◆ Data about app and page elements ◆
────

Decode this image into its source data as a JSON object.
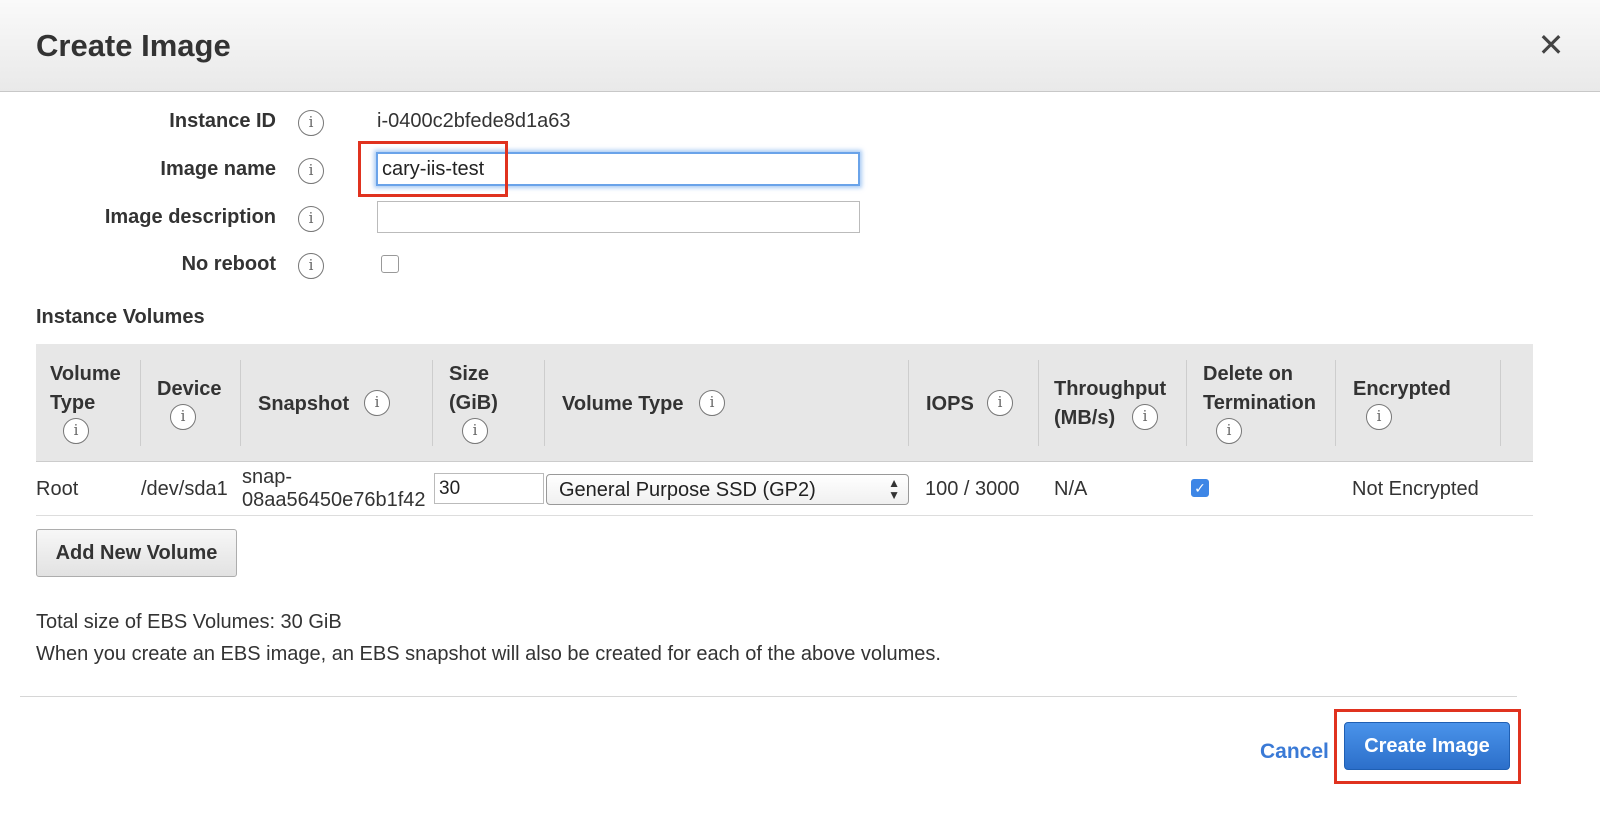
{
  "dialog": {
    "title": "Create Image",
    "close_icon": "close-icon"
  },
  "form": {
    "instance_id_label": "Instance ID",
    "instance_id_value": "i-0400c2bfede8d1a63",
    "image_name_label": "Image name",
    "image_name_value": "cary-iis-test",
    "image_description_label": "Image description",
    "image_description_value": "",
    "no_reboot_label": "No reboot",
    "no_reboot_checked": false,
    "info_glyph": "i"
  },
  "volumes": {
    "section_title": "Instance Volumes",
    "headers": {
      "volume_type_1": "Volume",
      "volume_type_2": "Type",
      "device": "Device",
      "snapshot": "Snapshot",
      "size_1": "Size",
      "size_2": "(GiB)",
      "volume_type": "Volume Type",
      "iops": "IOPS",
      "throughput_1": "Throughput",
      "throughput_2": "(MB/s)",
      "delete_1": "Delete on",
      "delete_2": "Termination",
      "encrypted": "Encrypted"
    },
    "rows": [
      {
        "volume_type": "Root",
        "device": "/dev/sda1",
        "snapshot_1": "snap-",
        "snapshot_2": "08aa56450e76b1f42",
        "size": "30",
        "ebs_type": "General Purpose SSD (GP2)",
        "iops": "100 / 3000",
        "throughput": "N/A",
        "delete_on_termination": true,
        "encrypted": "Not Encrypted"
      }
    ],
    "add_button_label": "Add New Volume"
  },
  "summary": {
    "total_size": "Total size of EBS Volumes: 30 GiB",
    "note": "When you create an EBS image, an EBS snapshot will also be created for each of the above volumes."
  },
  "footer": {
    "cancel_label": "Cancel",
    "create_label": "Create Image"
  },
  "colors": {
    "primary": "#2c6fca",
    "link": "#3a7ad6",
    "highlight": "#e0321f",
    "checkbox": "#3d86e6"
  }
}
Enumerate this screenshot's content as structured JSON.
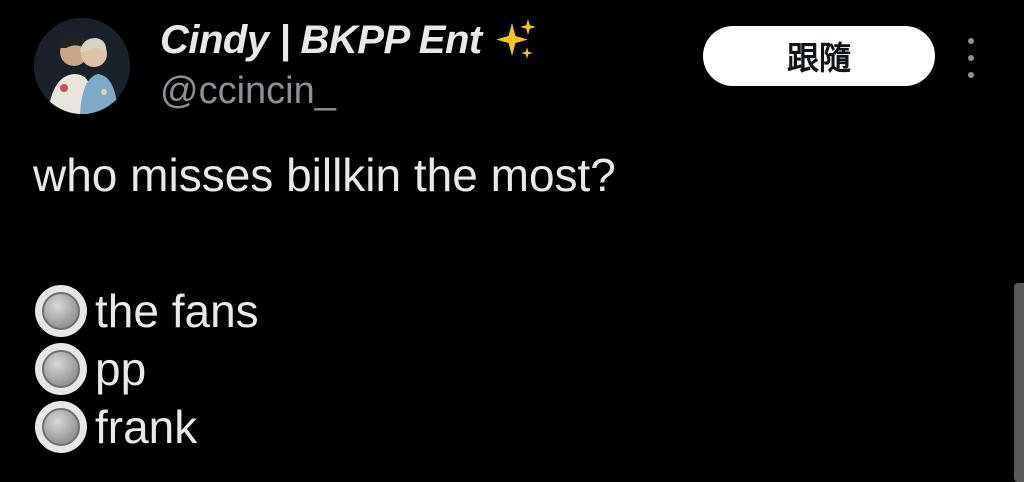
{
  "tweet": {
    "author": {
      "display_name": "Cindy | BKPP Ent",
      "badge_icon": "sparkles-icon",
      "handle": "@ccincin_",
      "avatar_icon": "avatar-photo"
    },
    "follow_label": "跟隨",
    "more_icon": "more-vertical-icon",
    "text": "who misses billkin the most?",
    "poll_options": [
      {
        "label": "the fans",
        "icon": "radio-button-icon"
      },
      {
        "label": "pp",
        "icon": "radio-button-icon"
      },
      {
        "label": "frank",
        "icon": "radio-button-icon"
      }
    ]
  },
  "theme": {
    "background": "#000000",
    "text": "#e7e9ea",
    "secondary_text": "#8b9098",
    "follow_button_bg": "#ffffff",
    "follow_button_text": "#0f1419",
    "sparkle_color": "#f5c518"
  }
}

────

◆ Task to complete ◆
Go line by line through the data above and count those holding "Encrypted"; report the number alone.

◆ Response ◆
2